Task ▸ Exclude the images, then return every line below exactly as written.

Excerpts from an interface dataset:
■ ■ ■ ■ ■
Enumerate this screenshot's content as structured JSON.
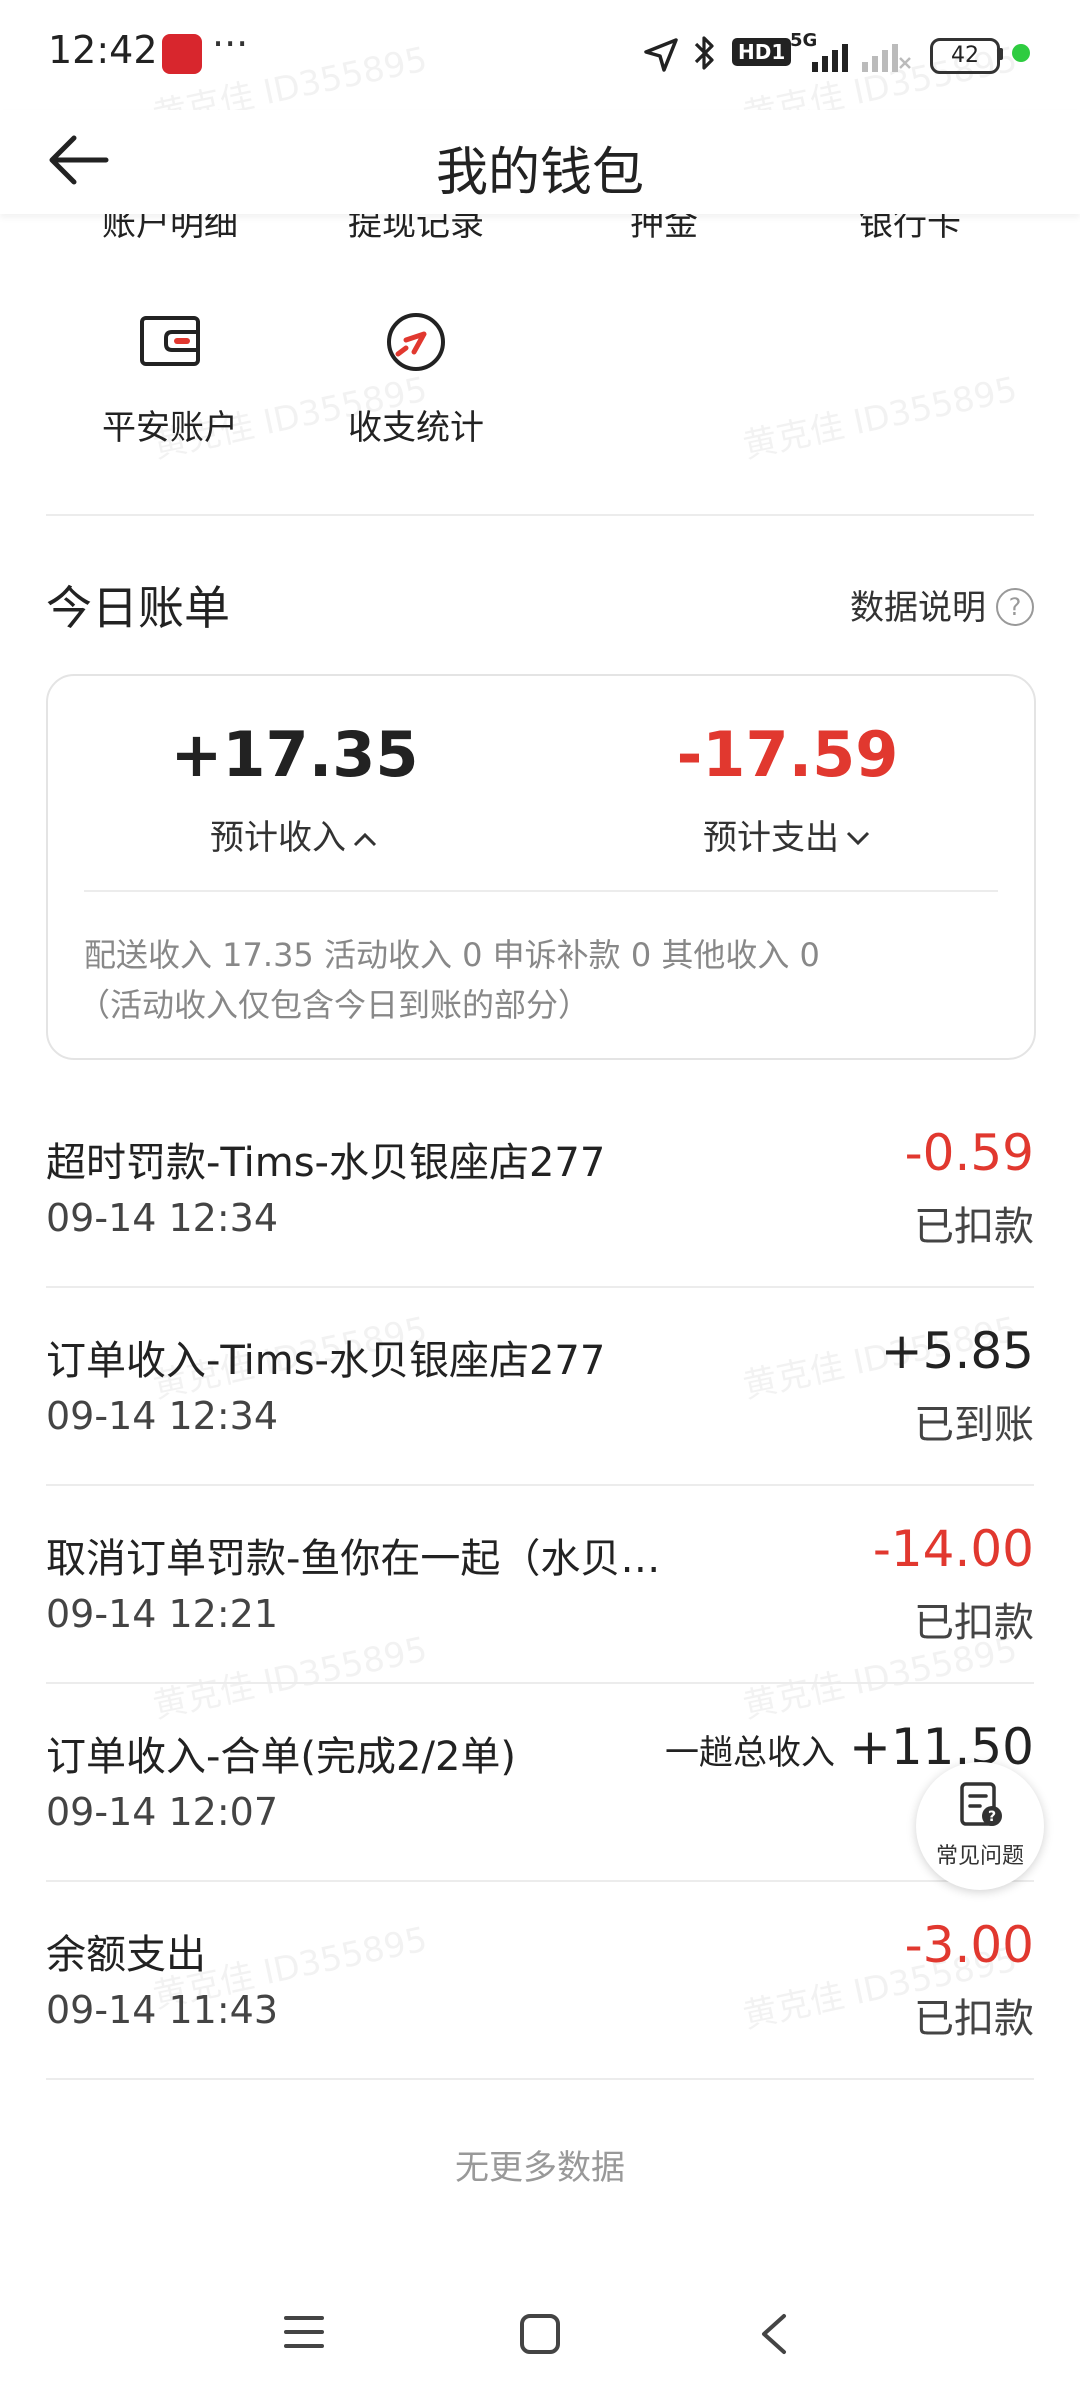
{
  "status_bar": {
    "time": "12:42",
    "dots": "···",
    "hd_badge": "HD1",
    "network": "5G",
    "battery": "42"
  },
  "header": {
    "title": "我的钱包"
  },
  "quick_menu": {
    "row1": [
      "账户明细",
      "提现记录",
      "押金",
      "银行卡"
    ],
    "row2": [
      {
        "label": "平安账户",
        "icon": "wallet-icon"
      },
      {
        "label": "收支统计",
        "icon": "stats-icon"
      }
    ]
  },
  "today_bill": {
    "title": "今日账单",
    "data_note": "数据说明",
    "help": "?",
    "income_value": "+17.35",
    "income_label": "预计收入",
    "expense_value": "-17.59",
    "expense_label": "预计支出",
    "detail_line1": "配送收入 17.35 活动收入 0 申诉补款 0 其他收入 0",
    "detail_line2": "（活动收入仅包含今日到账的部分）"
  },
  "transactions": [
    {
      "title": "超时罚款-Tims-水贝银座店277",
      "time": "09-14 12:34",
      "amount": "-0.59",
      "status": "已扣款",
      "type": "neg"
    },
    {
      "title": "订单收入-Tims-水贝银座店277",
      "time": "09-14 12:34",
      "amount": "+5.85",
      "status": "已到账",
      "type": "pos"
    },
    {
      "title": "取消订单罚款-鱼你在一起（水贝…",
      "time": "09-14 12:21",
      "amount": "-14.00",
      "status": "已扣款",
      "type": "neg"
    },
    {
      "title": "订单收入-合单(完成2/2单)",
      "time": "09-14 12:07",
      "amount": "+11.50",
      "amount_prefix": "一趟总收入",
      "status": "",
      "type": "pos"
    },
    {
      "title": "余额支出",
      "time": "09-14 11:43",
      "amount": "-3.00",
      "status": "已扣款",
      "type": "neg"
    }
  ],
  "no_more": "无更多数据",
  "faq": {
    "label": "常见问题",
    "icon": "faq-icon"
  },
  "watermark": "黄克佳 ID355895",
  "colors": {
    "accent_red": "#e1382f",
    "text": "#222222"
  }
}
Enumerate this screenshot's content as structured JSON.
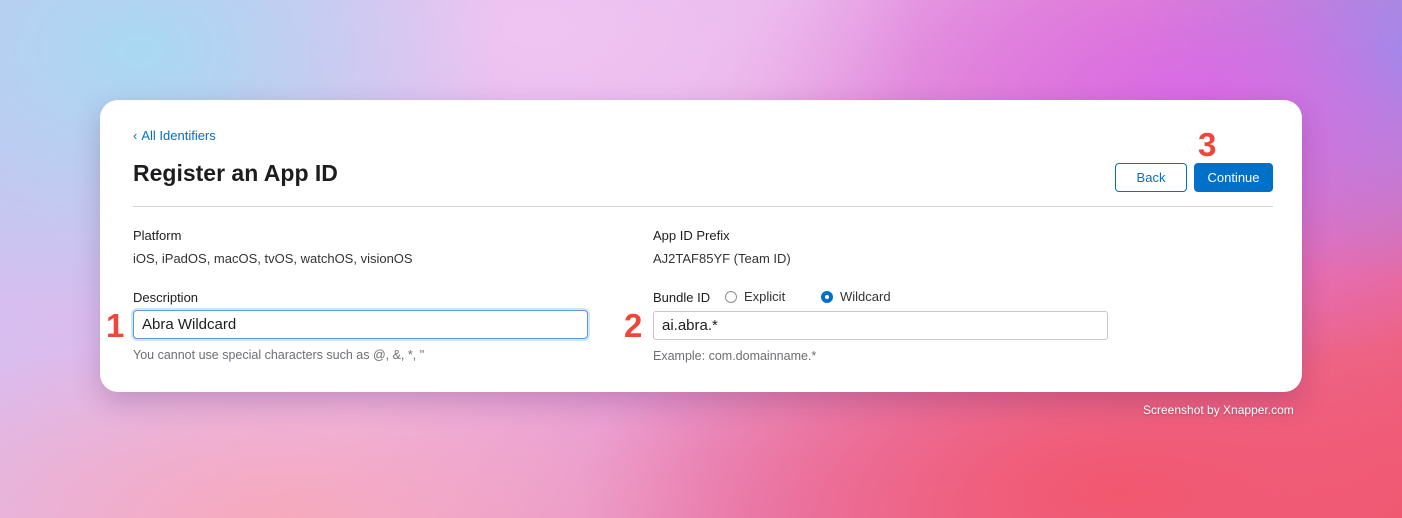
{
  "breadcrumb": {
    "chevron": "‹",
    "label": "All Identifiers"
  },
  "page": {
    "title": "Register an App ID"
  },
  "buttons": {
    "back": "Back",
    "continue": "Continue"
  },
  "platform": {
    "label": "Platform",
    "value": "iOS, iPadOS, macOS, tvOS, watchOS, visionOS"
  },
  "prefix": {
    "label": "App ID Prefix",
    "value": "AJ2TAF85YF (Team ID)"
  },
  "description": {
    "label": "Description",
    "value": "Abra Wildcard",
    "hint": "You cannot use special characters such as @, &, *, \""
  },
  "bundle": {
    "label": "Bundle ID",
    "options": [
      {
        "label": "Explicit",
        "selected": false
      },
      {
        "label": "Wildcard",
        "selected": true
      }
    ],
    "value": "ai.abra.*",
    "hint": "Example: com.domainname.*"
  },
  "annotations": [
    "1",
    "2",
    "3"
  ],
  "watermark": "Screenshot by Xnapper.com",
  "colors": {
    "accent": "#0070c9",
    "step_marker": "#f0453a"
  }
}
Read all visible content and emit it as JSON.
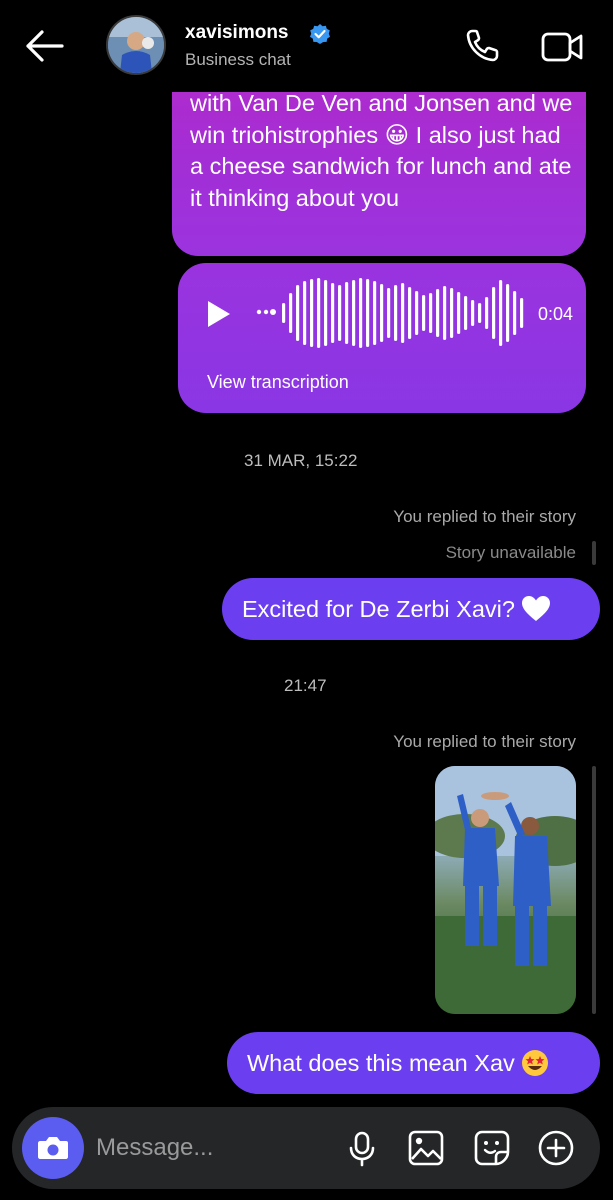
{
  "header": {
    "username": "xavisimons",
    "subtitle": "Business chat",
    "icons": [
      "back-arrow-icon",
      "verified-badge-icon",
      "phone-icon",
      "video-camera-icon"
    ]
  },
  "messages": {
    "text_message": "with Van De Ven and Jonsen and we win triohistrophies 😀 I also just had a cheese sandwich for lunch and ate it thinking about you",
    "voice_duration": "0:04",
    "view_transcription": "View transcription",
    "timestamp_1": "31 MAR, 15:22",
    "reply_label_1": "You replied to their story",
    "story_unavailable": "Story unavailable",
    "reply_message_1": "Excited for De Zerbi Xavi?",
    "timestamp_2": "21:47",
    "reply_label_2": "You replied to their story",
    "reply_message_2": "What does this mean Xav"
  },
  "composer": {
    "placeholder": "Message...",
    "icons": [
      "camera-icon",
      "microphone-icon",
      "gallery-icon",
      "sticker-icon",
      "plus-icon"
    ]
  },
  "colors": {
    "background": "#000000",
    "bubble_magenta": "#b12bcb",
    "bubble_violet": "#6b3ff0",
    "verified_blue": "#3897f0",
    "composer_bg": "#242628"
  }
}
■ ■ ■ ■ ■
Exercise result ▸
Enumerate this screenshot's content as structured JSON.
{
  "status_bar": {
    "time": "12:42",
    "dots": "···",
    "hd_badge": "HD1",
    "network": "5G",
    "battery": "42"
  },
  "header": {
    "title": "我的钱包"
  },
  "quick_menu": {
    "row1": [
      "账户明细",
      "提现记录",
      "押金",
      "银行卡"
    ],
    "row2": [
      {
        "label": "平安账户",
        "icon": "wallet-icon"
      },
      {
        "label": "收支统计",
        "icon": "stats-icon"
      }
    ]
  },
  "today_bill": {
    "title": "今日账单",
    "data_note": "数据说明",
    "help": "?",
    "income_value": "+17.35",
    "income_label": "预计收入",
    "expense_value": "-17.59",
    "expense_label": "预计支出",
    "detail_line1": "配送收入 17.35 活动收入 0 申诉补款 0 其他收入 0",
    "detail_line2": "（活动收入仅包含今日到账的部分）"
  },
  "transactions": [
    {
      "title": "超时罚款-Tims-水贝银座店277",
      "time": "09-14 12:34",
      "amount": "-0.59",
      "status": "已扣款",
      "type": "neg"
    },
    {
      "title": "订单收入-Tims-水贝银座店277",
      "time": "09-14 12:34",
      "amount": "+5.85",
      "status": "已到账",
      "type": "pos"
    },
    {
      "title": "取消订单罚款-鱼你在一起（水贝…",
      "time": "09-14 12:21",
      "amount": "-14.00",
      "status": "已扣款",
      "type": "neg"
    },
    {
      "title": "订单收入-合单(完成2/2单)",
      "time": "09-14 12:07",
      "amount": "+11.50",
      "amount_prefix": "一趟总收入",
      "status": "",
      "type": "pos"
    },
    {
      "title": "余额支出",
      "time": "09-14 11:43",
      "amount": "-3.00",
      "status": "已扣款",
      "type": "neg"
    }
  ],
  "no_more": "无更多数据",
  "faq": {
    "label": "常见问题",
    "icon": "faq-icon"
  },
  "watermark": "黄克佳 ID355895",
  "colors": {
    "accent_red": "#e1382f",
    "text": "#222222"
  }
}
Enumerate this screenshot's content as structured JSON.
{
  "breadcrumb": {
    "chevron": "‹",
    "label": "All Identifiers"
  },
  "page": {
    "title": "Register an App ID"
  },
  "buttons": {
    "back": "Back",
    "continue": "Continue"
  },
  "platform": {
    "label": "Platform",
    "value": "iOS, iPadOS, macOS, tvOS, watchOS, visionOS"
  },
  "prefix": {
    "label": "App ID Prefix",
    "value": "AJ2TAF85YF (Team ID)"
  },
  "description": {
    "label": "Description",
    "value": "Abra Wildcard",
    "hint": "You cannot use special characters such as @, &, *, \""
  },
  "bundle": {
    "label": "Bundle ID",
    "options": [
      {
        "label": "Explicit",
        "selected": false
      },
      {
        "label": "Wildcard",
        "selected": true
      }
    ],
    "value": "ai.abra.*",
    "hint": "Example: com.domainname.*"
  },
  "annotations": [
    "1",
    "2",
    "3"
  ],
  "watermark": "Screenshot by Xnapper.com",
  "colors": {
    "accent": "#0070c9",
    "step_marker": "#f0453a"
  }
}
Read all visible content and emit it as JSON.
{
  "header": {
    "username": "xavisimons",
    "subtitle": "Business chat",
    "icons": [
      "back-arrow-icon",
      "verified-badge-icon",
      "phone-icon",
      "video-camera-icon"
    ]
  },
  "messages": {
    "text_message": "with Van De Ven and Jonsen and we win triohistrophies 😀 I also just had a cheese sandwich for lunch and ate it thinking about you",
    "voice_duration": "0:04",
    "view_transcription": "View transcription",
    "timestamp_1": "31 MAR, 15:22",
    "reply_label_1": "You replied to their story",
    "story_unavailable": "Story unavailable",
    "reply_message_1": "Excited for De Zerbi Xavi?",
    "timestamp_2": "21:47",
    "reply_label_2": "You replied to their story",
    "reply_message_2": "What does this mean Xav"
  },
  "composer": {
    "placeholder": "Message...",
    "icons": [
      "camera-icon",
      "microphone-icon",
      "gallery-icon",
      "sticker-icon",
      "plus-icon"
    ]
  },
  "colors": {
    "background": "#000000",
    "bubble_magenta": "#b12bcb",
    "bubble_violet": "#6b3ff0",
    "verified_blue": "#3897f0",
    "composer_bg": "#242628"
  }
}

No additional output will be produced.